Data provided ▸
Content starts

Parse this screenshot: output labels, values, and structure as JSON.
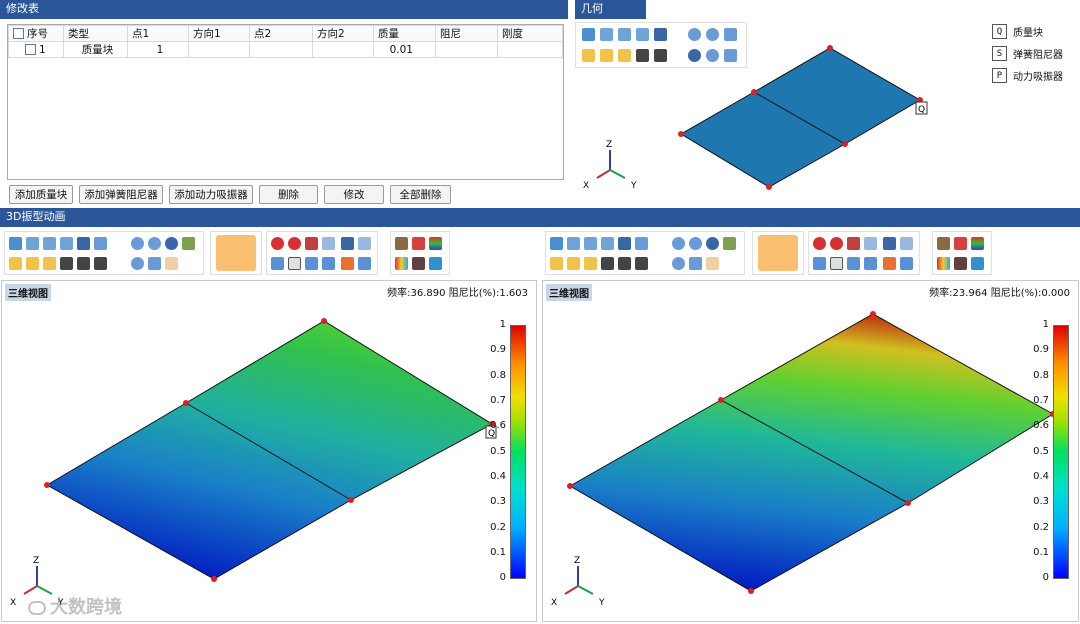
{
  "edit_panel": {
    "title": "修改表",
    "columns": [
      "序号",
      "类型",
      "点1",
      "方向1",
      "点2",
      "方向2",
      "质量",
      "阻尼",
      "刚度"
    ],
    "rows": [
      {
        "index": "1",
        "type": "质量块",
        "p1": "1",
        "d1": "",
        "p2": "",
        "d2": "",
        "mass": "0.01",
        "damp": "",
        "stiff": ""
      }
    ],
    "buttons": {
      "add_mass": "添加质量块",
      "add_spring": "添加弹簧阻尼器",
      "add_absorber": "添加动力吸振器",
      "delete": "删除",
      "modify": "修改",
      "delete_all": "全部删除"
    }
  },
  "geometry_panel": {
    "title": "几何",
    "legend": [
      {
        "key": "Q",
        "label": "质量块"
      },
      {
        "key": "S",
        "label": "弹簧阻尼器"
      },
      {
        "key": "P",
        "label": "动力吸振器"
      }
    ],
    "marker": "Q",
    "axes": {
      "z": "Z",
      "x": "X",
      "y": "Y"
    }
  },
  "anim_panel": {
    "title": "3D振型动画",
    "left_view": {
      "label": "三维视图",
      "info": "频率:36.890 阻尼比(%):1.603",
      "marker": "Q"
    },
    "right_view": {
      "label": "三维视图",
      "info": "频率:23.964 阻尼比(%):0.000"
    },
    "scale_ticks": [
      "1",
      "0.9",
      "0.8",
      "0.7",
      "0.6",
      "0.5",
      "0.4",
      "0.3",
      "0.2",
      "0.1",
      "0"
    ],
    "axes": {
      "z": "Z",
      "x": "X",
      "y": "Y"
    }
  },
  "watermark": "大数跨境",
  "colors": {
    "header": "#2b579a",
    "mesh_blue": "#1f77b0",
    "node": "#e02020"
  }
}
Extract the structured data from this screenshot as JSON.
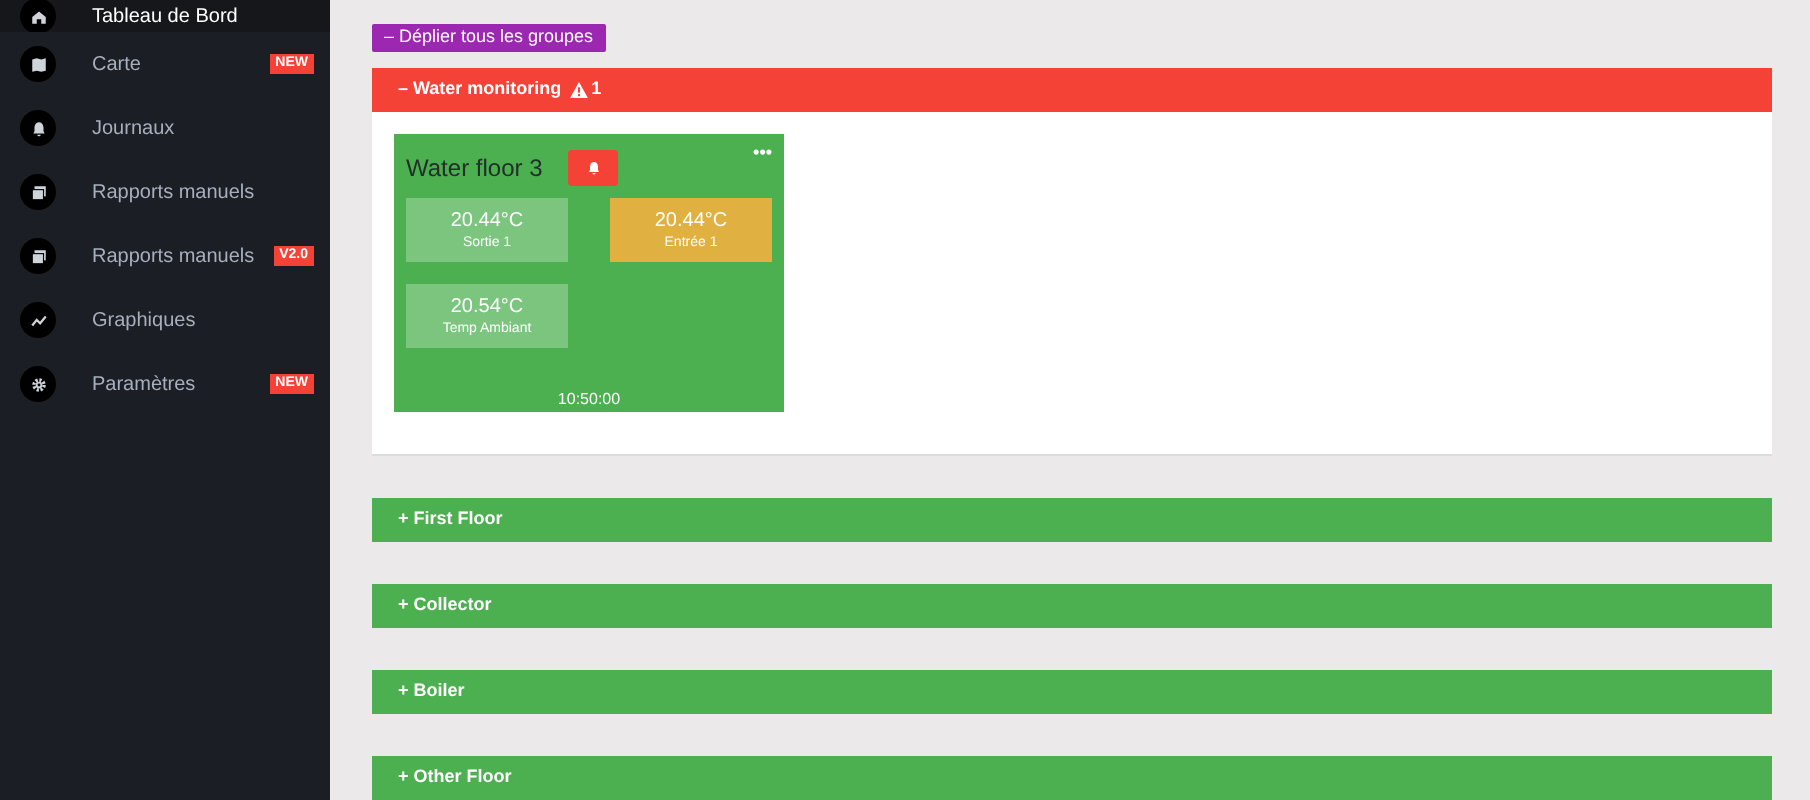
{
  "sidebar": {
    "items": [
      {
        "label": "Tableau de Bord",
        "kind": "home",
        "selected": true
      },
      {
        "label": "Carte",
        "kind": "map",
        "selected": false,
        "badge": "NEW"
      },
      {
        "label": "Journaux",
        "kind": "bell",
        "selected": false
      },
      {
        "label": "Rapports manuels",
        "kind": "report",
        "selected": false
      },
      {
        "label": "Rapports manuels",
        "kind": "report",
        "selected": false,
        "badge": "V2.0"
      },
      {
        "label": "Graphiques",
        "kind": "chart",
        "selected": false
      },
      {
        "label": "Paramètres",
        "kind": "gear",
        "selected": false,
        "badge": "NEW"
      }
    ]
  },
  "toggle_all_button": "– Déplier tous les groupes",
  "groups": [
    {
      "sign": "–",
      "name": "Water monitoring",
      "alert": true,
      "alert_count": "1",
      "cards": [
        {
          "title": "Water floor 3",
          "menu": "•••",
          "alarm": true,
          "time": "10:50:00",
          "tiles": [
            {
              "value": "20.44°C",
              "label": "Sortie 1",
              "kind": "normal"
            },
            {
              "value": "20.44°C",
              "label": "Entrée 1",
              "kind": "warning"
            },
            {
              "value": "20.54°C",
              "label": "Temp Ambiant",
              "kind": "normal"
            }
          ]
        }
      ]
    },
    {
      "sign": "+",
      "name": "First Floor",
      "alert": false
    },
    {
      "sign": "+",
      "name": "Collector",
      "alert": false
    },
    {
      "sign": "+",
      "name": "Boiler",
      "alert": false
    },
    {
      "sign": "+",
      "name": "Other Floor",
      "alert": false
    }
  ]
}
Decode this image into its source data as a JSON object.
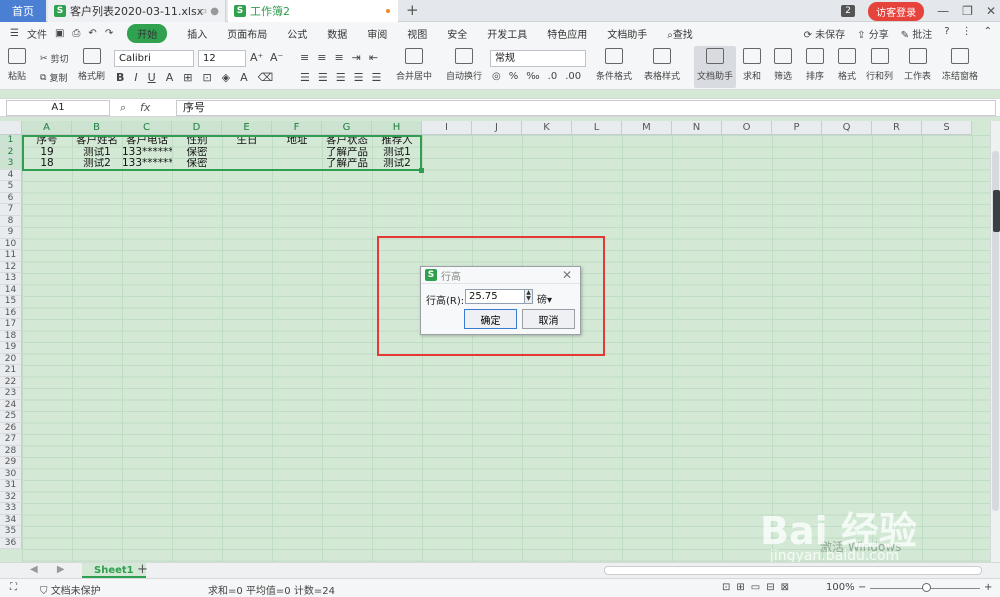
{
  "titlebar": {
    "home": "首页",
    "file_tab": "客户列表2020-03-11.xlsx",
    "active_tab": "工作簿2",
    "new_tab": "+",
    "tab_count": "2",
    "login": "访客登录",
    "minimize": "—",
    "restore": "❐",
    "close": "✕"
  },
  "menubar": {
    "file": "文件",
    "items": [
      "开始",
      "插入",
      "页面布局",
      "公式",
      "数据",
      "审阅",
      "视图",
      "安全",
      "开发工具",
      "特色应用",
      "文档助手",
      "查找"
    ],
    "unsaved": "未保存",
    "share": "分享",
    "comment": "批注"
  },
  "ribbon": {
    "paste": "粘贴",
    "cut": "剪切",
    "copy": "复制",
    "format_painter": "格式刷",
    "font": "Calibri",
    "font_size": "12",
    "font_grow": "A⁺",
    "font_shrink": "A⁻",
    "merge": "合并居中",
    "wrap": "自动换行",
    "number_format": "常规",
    "cond_format": "条件格式",
    "table_style": "表格样式",
    "doc_helper": "文档助手",
    "sum": "求和",
    "filter": "筛选",
    "sort": "排序",
    "format": "格式",
    "rowcol": "行和列",
    "worksheet": "工作表",
    "freeze": "冻结窗格"
  },
  "formula": {
    "namebox": "A1",
    "fx": "fx",
    "content": "序号"
  },
  "columns": [
    "A",
    "B",
    "C",
    "D",
    "E",
    "F",
    "G",
    "H",
    "I",
    "J",
    "K",
    "L",
    "M",
    "N",
    "O",
    "P",
    "Q",
    "R",
    "S"
  ],
  "rows": [
    "1",
    "2",
    "3",
    "4",
    "5",
    "6",
    "7",
    "8",
    "9",
    "10",
    "11",
    "12",
    "13",
    "14",
    "15",
    "16",
    "17",
    "18",
    "19",
    "20",
    "21",
    "22",
    "23",
    "24",
    "25",
    "26",
    "27",
    "28",
    "29",
    "30",
    "31",
    "32",
    "33",
    "34",
    "35",
    "36"
  ],
  "table": {
    "header": [
      "序号",
      "客户姓名",
      "客户电话",
      "性别",
      "生日",
      "地址",
      "客户状态",
      "推荐人"
    ],
    "rows": [
      [
        "19",
        "测试1",
        "133*******",
        "保密",
        "",
        "",
        "了解产品",
        "测试1"
      ],
      [
        "18",
        "测试2",
        "133*******",
        "保密",
        "",
        "",
        "了解产品",
        "测试2"
      ]
    ]
  },
  "sheet": {
    "tab": "Sheet1",
    "add": "+"
  },
  "status": {
    "protect": "文档未保护",
    "stats": "求和=0  平均值=0  计数=24",
    "zoom": "100%"
  },
  "dialog": {
    "title": "行高",
    "label": "行高(R):",
    "value": "25.75",
    "unit": "磅",
    "ok": "确定",
    "cancel": "取消",
    "close": "✕"
  },
  "watermark": {
    "main": "Bai 经验",
    "sub": "jingyan.baidu.com",
    "activate": "激活 Windows"
  }
}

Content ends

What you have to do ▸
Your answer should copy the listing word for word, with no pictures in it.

Problem solution ▸
Parse this screenshot: output labels, values, and structure as JSON.
{
  "edit_panel": {
    "title": "修改表",
    "columns": [
      "序号",
      "类型",
      "点1",
      "方向1",
      "点2",
      "方向2",
      "质量",
      "阻尼",
      "刚度"
    ],
    "rows": [
      {
        "index": "1",
        "type": "质量块",
        "p1": "1",
        "d1": "",
        "p2": "",
        "d2": "",
        "mass": "0.01",
        "damp": "",
        "stiff": ""
      }
    ],
    "buttons": {
      "add_mass": "添加质量块",
      "add_spring": "添加弹簧阻尼器",
      "add_absorber": "添加动力吸振器",
      "delete": "删除",
      "modify": "修改",
      "delete_all": "全部删除"
    }
  },
  "geometry_panel": {
    "title": "几何",
    "legend": [
      {
        "key": "Q",
        "label": "质量块"
      },
      {
        "key": "S",
        "label": "弹簧阻尼器"
      },
      {
        "key": "P",
        "label": "动力吸振器"
      }
    ],
    "marker": "Q",
    "axes": {
      "z": "Z",
      "x": "X",
      "y": "Y"
    }
  },
  "anim_panel": {
    "title": "3D振型动画",
    "left_view": {
      "label": "三维视图",
      "info": "频率:36.890 阻尼比(%):1.603",
      "marker": "Q"
    },
    "right_view": {
      "label": "三维视图",
      "info": "频率:23.964 阻尼比(%):0.000"
    },
    "scale_ticks": [
      "1",
      "0.9",
      "0.8",
      "0.7",
      "0.6",
      "0.5",
      "0.4",
      "0.3",
      "0.2",
      "0.1",
      "0"
    ],
    "axes": {
      "z": "Z",
      "x": "X",
      "y": "Y"
    }
  },
  "watermark": "大数跨境",
  "colors": {
    "header": "#2b579a",
    "mesh_blue": "#1f77b0",
    "node": "#e02020"
  }
}
Extract the structured data from this screenshot as JSON.
{
  "sidebar": {
    "items": [
      {
        "label": "Tableau de Bord",
        "kind": "home",
        "selected": true
      },
      {
        "label": "Carte",
        "kind": "map",
        "selected": false,
        "badge": "NEW"
      },
      {
        "label": "Journaux",
        "kind": "bell",
        "selected": false
      },
      {
        "label": "Rapports manuels",
        "kind": "report",
        "selected": false
      },
      {
        "label": "Rapports manuels",
        "kind": "report",
        "selected": false,
        "badge": "V2.0"
      },
      {
        "label": "Graphiques",
        "kind": "chart",
        "selected": false
      },
      {
        "label": "Paramètres",
        "kind": "gear",
        "selected": false,
        "badge": "NEW"
      }
    ]
  },
  "toggle_all_button": "– Déplier tous les groupes",
  "groups": [
    {
      "sign": "–",
      "name": "Water monitoring",
      "alert": true,
      "alert_count": "1",
      "cards": [
        {
          "title": "Water floor 3",
          "menu": "•••",
          "alarm": true,
          "time": "10:50:00",
          "tiles": [
            {
              "value": "20.44°C",
              "label": "Sortie 1",
              "kind": "normal"
            },
            {
              "value": "20.44°C",
              "label": "Entrée 1",
              "kind": "warning"
            },
            {
              "value": "20.54°C",
              "label": "Temp Ambiant",
              "kind": "normal"
            }
          ]
        }
      ]
    },
    {
      "sign": "+",
      "name": "First Floor",
      "alert": false
    },
    {
      "sign": "+",
      "name": "Collector",
      "alert": false
    },
    {
      "sign": "+",
      "name": "Boiler",
      "alert": false
    },
    {
      "sign": "+",
      "name": "Other Floor",
      "alert": false
    }
  ]
}
Decode this image into its source data as a JSON object.
{
  "titlebar": {
    "home": "首页",
    "file_tab": "客户列表2020-03-11.xlsx",
    "active_tab": "工作簿2",
    "new_tab": "+",
    "tab_count": "2",
    "login": "访客登录",
    "minimize": "—",
    "restore": "❐",
    "close": "✕"
  },
  "menubar": {
    "file": "文件",
    "items": [
      "开始",
      "插入",
      "页面布局",
      "公式",
      "数据",
      "审阅",
      "视图",
      "安全",
      "开发工具",
      "特色应用",
      "文档助手",
      "查找"
    ],
    "unsaved": "未保存",
    "share": "分享",
    "comment": "批注"
  },
  "ribbon": {
    "paste": "粘贴",
    "cut": "剪切",
    "copy": "复制",
    "format_painter": "格式刷",
    "font": "Calibri",
    "font_size": "12",
    "font_grow": "A⁺",
    "font_shrink": "A⁻",
    "merge": "合并居中",
    "wrap": "自动换行",
    "number_format": "常规",
    "cond_format": "条件格式",
    "table_style": "表格样式",
    "doc_helper": "文档助手",
    "sum": "求和",
    "filter": "筛选",
    "sort": "排序",
    "format": "格式",
    "rowcol": "行和列",
    "worksheet": "工作表",
    "freeze": "冻结窗格"
  },
  "formula": {
    "namebox": "A1",
    "fx": "fx",
    "content": "序号"
  },
  "columns": [
    "A",
    "B",
    "C",
    "D",
    "E",
    "F",
    "G",
    "H",
    "I",
    "J",
    "K",
    "L",
    "M",
    "N",
    "O",
    "P",
    "Q",
    "R",
    "S"
  ],
  "rows": [
    "1",
    "2",
    "3",
    "4",
    "5",
    "6",
    "7",
    "8",
    "9",
    "10",
    "11",
    "12",
    "13",
    "14",
    "15",
    "16",
    "17",
    "18",
    "19",
    "20",
    "21",
    "22",
    "23",
    "24",
    "25",
    "26",
    "27",
    "28",
    "29",
    "30",
    "31",
    "32",
    "33",
    "34",
    "35",
    "36"
  ],
  "table": {
    "header": [
      "序号",
      "客户姓名",
      "客户电话",
      "性别",
      "生日",
      "地址",
      "客户状态",
      "推荐人"
    ],
    "rows": [
      [
        "19",
        "测试1",
        "133*******",
        "保密",
        "",
        "",
        "了解产品",
        "测试1"
      ],
      [
        "18",
        "测试2",
        "133*******",
        "保密",
        "",
        "",
        "了解产品",
        "测试2"
      ]
    ]
  },
  "sheet": {
    "tab": "Sheet1",
    "add": "+"
  },
  "status": {
    "protect": "文档未保护",
    "stats": "求和=0  平均值=0  计数=24",
    "zoom": "100%"
  },
  "dialog": {
    "title": "行高",
    "label": "行高(R):",
    "value": "25.75",
    "unit": "磅",
    "ok": "确定",
    "cancel": "取消",
    "close": "✕"
  },
  "watermark": {
    "main": "Bai 经验",
    "sub": "jingyan.baidu.com",
    "activate": "激活 Windows"
  }
}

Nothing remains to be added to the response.